Members of the Fast Forward cohort will get access to model legal documents, including non‑disclosure agreements, employment contracts and intellectual property transfers; as well as support from the firm’s Emerging Tech and Fintech Team’s legal experts in technology, financial services, intellectual property, data, employment, competition and company law.
The six businesses in this year’s cohort, which also includes environmental and financial inclusion startups, are:
- bio-bean – an award-winning green technology company, the first in the world to recycle used coffee grounds on an industrial scale for the manufacture of biofuels and biochemicals.
- Bundle – building an email collaboration tool to enable organisations to capture and manage chains of email exchange with clients in a way that will keep project teams synchronised, make inboxes quieter, give the right people access to the right conversations, but without changing existing email workflows.
- Coconut – a fast-growing current account product that takes the pain out of accounting and tax, designed specifically for freelancers, the self-employed people and small business owners.
- CreditMint – building a blockchain infrastructure to facilitate origination and trading of digitised financial assets — starting with syndicated and bilateral loans. It is the first implementation of the company’s AZTEC Protocol, a privacy technology on the Ethereum blockchain.
- Magway – a dynamic company creating a revolutionary e-commerce delivery system using magnetic propulsion that improves air quality and reduces road haulage congestion by transporting parcels to urban areas through utility style pipes.
- Tully – a social impact fintech that helps its users to manage and control their debts with effective planning tools, money coaching and support.
Ben Kingsley, a partner at Slaughter and May, said: ‘We’ve been supporting companies at the coal face of technology entrepreneurship for many years now, and that exposure has really intensified over the life of Fast Forward.’
‘We’ve seen a significant increase in demand for the legal support our programme provides from a broad church of tech-driven businesses, so for this latest round we extended the programme beyond its fintech origins, albeit fintech remains an important part of the firm’s tech strategy,’ he added.
Rob Sumroy, also a partner at Slaughter and May, said: ‘I was excited at how many high quality applications we received from impressive businesses wanting to be part of the new cohort. It was a difficult exercise for the team here to narrow the field and ultimately select the six we have chosen for this cohort.’
‘The fact that we have selected a diverse range of ventures, from London and other regions, is testament to the entrepreneurial talent that we have always known exists throughout the UK,’ he concluded.
The move is further evidence of law firms, from Mishcon de Reya to Allen & Overy, among others, making engagement with startups a key part of their business strategy. Slaughter and May also famously invested in legal AI company, Luminance, and played a key role as a foundational client.
Last week global law firm, Linklaters, and Big Four firm, Deloitte, teamed up together along with Green Shores Capital and Crowdcube for a project to support fintech startups that help to improve financial inclusion.

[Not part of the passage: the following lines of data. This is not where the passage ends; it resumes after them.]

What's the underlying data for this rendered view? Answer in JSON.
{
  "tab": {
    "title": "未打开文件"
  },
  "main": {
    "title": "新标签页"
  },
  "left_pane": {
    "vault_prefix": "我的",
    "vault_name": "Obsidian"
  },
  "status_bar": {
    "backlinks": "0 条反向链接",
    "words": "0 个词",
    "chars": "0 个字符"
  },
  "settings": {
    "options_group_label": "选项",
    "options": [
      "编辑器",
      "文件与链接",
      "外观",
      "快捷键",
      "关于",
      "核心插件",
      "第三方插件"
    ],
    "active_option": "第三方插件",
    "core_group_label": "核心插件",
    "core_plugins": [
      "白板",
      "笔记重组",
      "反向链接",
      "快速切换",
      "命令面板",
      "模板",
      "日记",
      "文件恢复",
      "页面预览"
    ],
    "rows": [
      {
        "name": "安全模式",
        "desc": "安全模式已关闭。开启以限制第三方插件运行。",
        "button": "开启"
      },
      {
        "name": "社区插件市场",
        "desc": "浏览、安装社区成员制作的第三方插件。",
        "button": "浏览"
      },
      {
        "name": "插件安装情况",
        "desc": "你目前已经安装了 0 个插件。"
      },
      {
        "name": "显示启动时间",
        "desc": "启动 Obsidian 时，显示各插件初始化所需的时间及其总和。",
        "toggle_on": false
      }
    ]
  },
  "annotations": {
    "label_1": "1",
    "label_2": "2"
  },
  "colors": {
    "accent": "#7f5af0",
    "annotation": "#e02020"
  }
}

The Thrive for Fintech project will see £500,000 ($638,000) invested in pre-Series A and Series A Fintech businesses, with Linklaters providing legal advice and Deloitte, via its Propel group, providing accounting services.